Old News


Was Walter Spurr Thrashed?

From the Hemel Hempstead Gazette

 25th July 1914



Hemel Hempstead

 My book, The London Gunners come to Town deals with life in Hemel Hempstead just before, during, and after the First World War. As an example of everyday life in the days just before war was declared it reports the following item from The Gazette of 25th July 1914.



In the Children’s Court two 14 year old boys, named Walter Hemley and Walter Spurr, were summoned for stealing sweets, the property of Alfred George Day.

Hemley pleaded guilty and Spurr not guilty.

Ivor Clinton, newspaper boy, said that he was near Mr. Day’s shop about 7 o’clock and saw the two boys go in. One of them asked for some sweets and the other took some from the window.

Alfred George Day said that Clinton spoke to him and he went after the boys. Hemley handed over the sweets produced and Spurr said he had nothing that morning. Witness had lost a good deal of stuff.

The case was adjourned for a fortnight in order that the parents of the boys might give them a good thrashing in the presence of the Police.

Of course, a fortnight later and war had been declared and the paper was too busy with war news to report on whether the punishment was ever carried out ...


I posted the above on the Old Forum and Derek Bone <derek @t bone257.freeserve.co.uk> responded saying "Walter Spurr WAS thrashed. He was my grand father and his sister Alice Spurr told my Aunt that he had been thrashed for stealing as a child. (This punishment did not 'cure' him; a few more crimes were to follow!!)" As a result I added the following:

I am relieved to hear that Walter SPURR was thrashed - after having included details of a newspaper report in my book The London Gunners come to Town that said that he was going to be.

Another of the stories describing the activities of children in the book concerns Fred PARROT, who was 5˝ and lived in Church Street, Hemel Hempstead.

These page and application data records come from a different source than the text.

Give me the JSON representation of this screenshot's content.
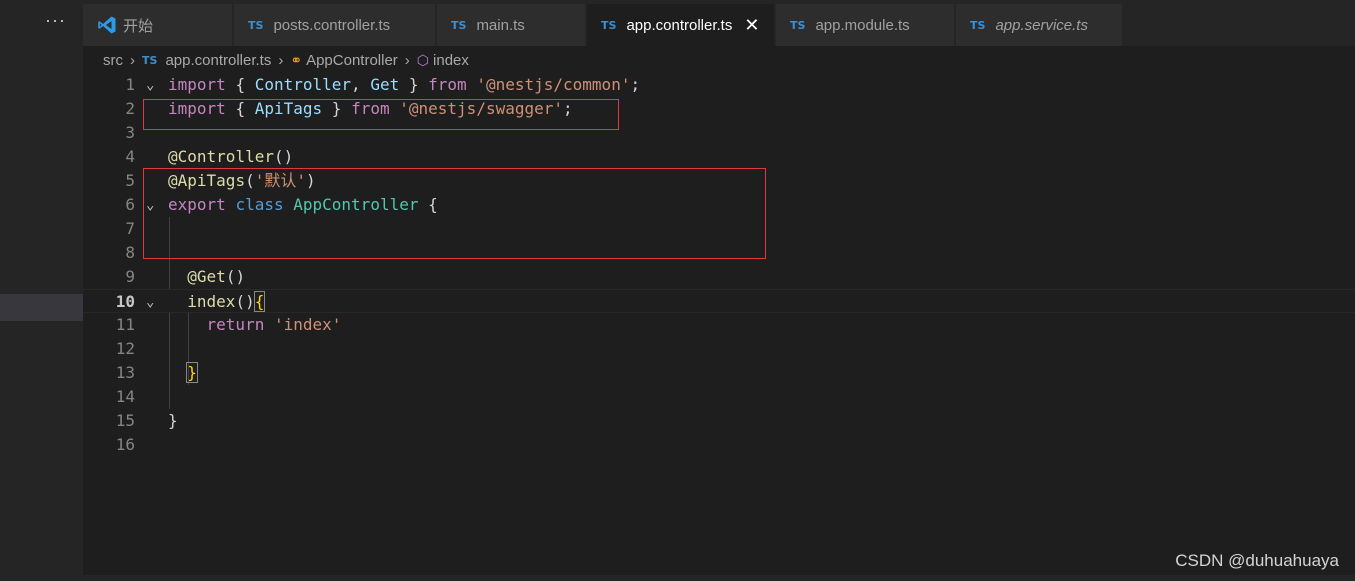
{
  "sidebar": {
    "more_label": "···"
  },
  "tabs": [
    {
      "label": "开始",
      "icon": "vscode-icon",
      "active": false,
      "italic": false
    },
    {
      "badge": "TS",
      "label": "posts.controller.ts",
      "active": false,
      "italic": false
    },
    {
      "badge": "TS",
      "label": "main.ts",
      "active": false,
      "italic": false
    },
    {
      "badge": "TS",
      "label": "app.controller.ts",
      "active": true,
      "italic": false,
      "close": "✕"
    },
    {
      "badge": "TS",
      "label": "app.module.ts",
      "active": false,
      "italic": false
    },
    {
      "badge": "TS",
      "label": "app.service.ts",
      "active": false,
      "italic": true
    }
  ],
  "breadcrumb": {
    "folder": "src",
    "file_badge": "TS",
    "file": "app.controller.ts",
    "class": "AppController",
    "method": "index"
  },
  "editor": {
    "line_numbers": [
      "1",
      "2",
      "3",
      "4",
      "5",
      "6",
      "7",
      "8",
      "9",
      "10",
      "11",
      "12",
      "13",
      "14",
      "15",
      "16"
    ],
    "current_line": "10",
    "lines": {
      "l1": {
        "import": "import",
        "ob": "{",
        "controller": "Controller",
        "comma": ",",
        "get": "Get",
        "cb": "}",
        "from": "from",
        "module": "'@nestjs/common'",
        "semi": ";"
      },
      "l2": {
        "import": "import",
        "ob": "{",
        "apitags": "ApiTags",
        "cb": "}",
        "from": "from",
        "module": "'@nestjs/swagger'",
        "semi": ";"
      },
      "l4": {
        "at": "@",
        "dec": "Controller",
        "parens": "()"
      },
      "l5": {
        "at": "@",
        "dec": "ApiTags",
        "op": "(",
        "arg": "'默认'",
        "cp": ")"
      },
      "l6": {
        "export": "export",
        "class": "class",
        "name": "AppController",
        "ob": "{"
      },
      "l9": {
        "at": "@",
        "dec": "Get",
        "parens": "()"
      },
      "l10": {
        "method": "index",
        "parens": "()",
        "ob": "{"
      },
      "l11": {
        "return": "return",
        "value": "'index'"
      },
      "l13": {
        "cb": "}"
      },
      "l15": {
        "cb": "}"
      }
    }
  },
  "watermark": "CSDN @duhuahuaya",
  "colors": {
    "background": "#1e1e1e",
    "highlight_box": "#e0383e",
    "ts_badge": "#3d8fd1"
  }
}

Based on a newspaper article in the following week's newspaper I wrote that he "got so excited watching the soldiers march along the Redbourn Road [in August 1914] that he fell off the stile and broke his arm."

A couple of years after I published the book I was accosted by a customer in an antique shop. "Your book contains an error," he said, "Fred did not fall off the stile - he was pushed by my uncle!" Curses - wrong again.

There is a lesson here. We all look at our present day newspapers and mutter under our breath when they misreport a story. The same happened in the past - and we must always be aware that historical records can contain errors - many of which we will never be able to identify.